NewsGetting Around Metro Detroit


Local road agencies fear little money will be left for them from infrastructure bill

Posted at 5:33 AM, Feb 08, 2022
and last updated 2022-02-08 06:29:56-05

(WXYZ) — Since the passage of President Joe Biden's infrastructure bill, conversations are now shifting to where that money is going.

Metro Detroit community leaders have a warning – the price tag sounds good – but they don't expect to be left with much.

The state recently announced a little more than $563 million over the next five years to fix bridges, made possible through the passage of the infrastructure bill. It's the largest investment ever in Michigan bridges. However, the roads and bridges on your local roads will only see a sliver of that money.

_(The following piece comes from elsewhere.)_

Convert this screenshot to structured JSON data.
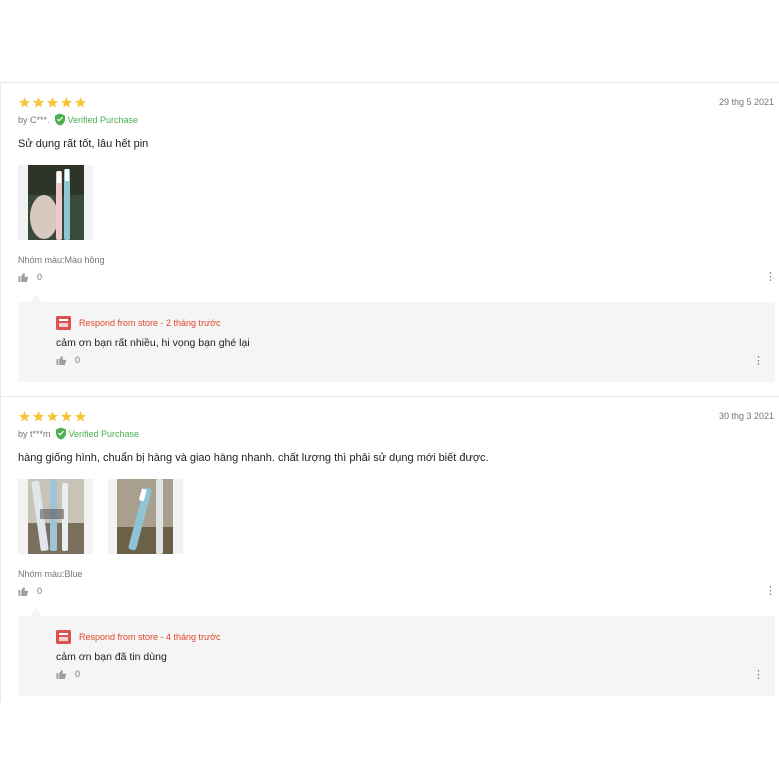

Macomb County Executive Mark Hackel said people are right to be skeptical about the money.

"There is an assumption everything is going to get fixed when we know that is not the case. What they are doing is fooling the public," he said.

Under Michigan Law Act 51, 75% of the $563 million intended for bridges will go to the Michigan Department of Transportation.

That leaves only 25% for the local road entities, like the Macomb County Department of Roads.

"If there is that 25% to the locals, meaning 83 counties and over 500 municipalities, that is very insignificant," Hackel said.

25% of $563 million is around $1.6 million per county, if distributed evenly. Putting that money into perspective, it costs Macomb County around $2 million to fix one two-lane bridge.

"Right now, I have 41 bridges that need to be replaced in Macomb County alone," Hackel said.

The budget for road fixes in Macomb County this year is $63 million.

According to an MDOT spokesperson, the regional bridge council, made up of local agency employees, will decide how that 25% is distributed.

Congresswoman Debbie Dingell, who voted in favor of the bill, said she is working with local entities to make sure the money is distributed fairly.

"I have been very clear. I have been meeting with my mayors for the last two years, on an almost weekly basis, identifying what the needs are and how we work together to make sure that we are getting the dollars that are needed, and also telling the state they need to work with us as these plans are developed," she said.

This isn't to say the money won't have an impact at all. According to MDOT, they will be able to replace 24 bridges and help rehabilitate 129 bridges.

Hackel just hopes maybe this sparks a conversation on how to fund fixes for local roads.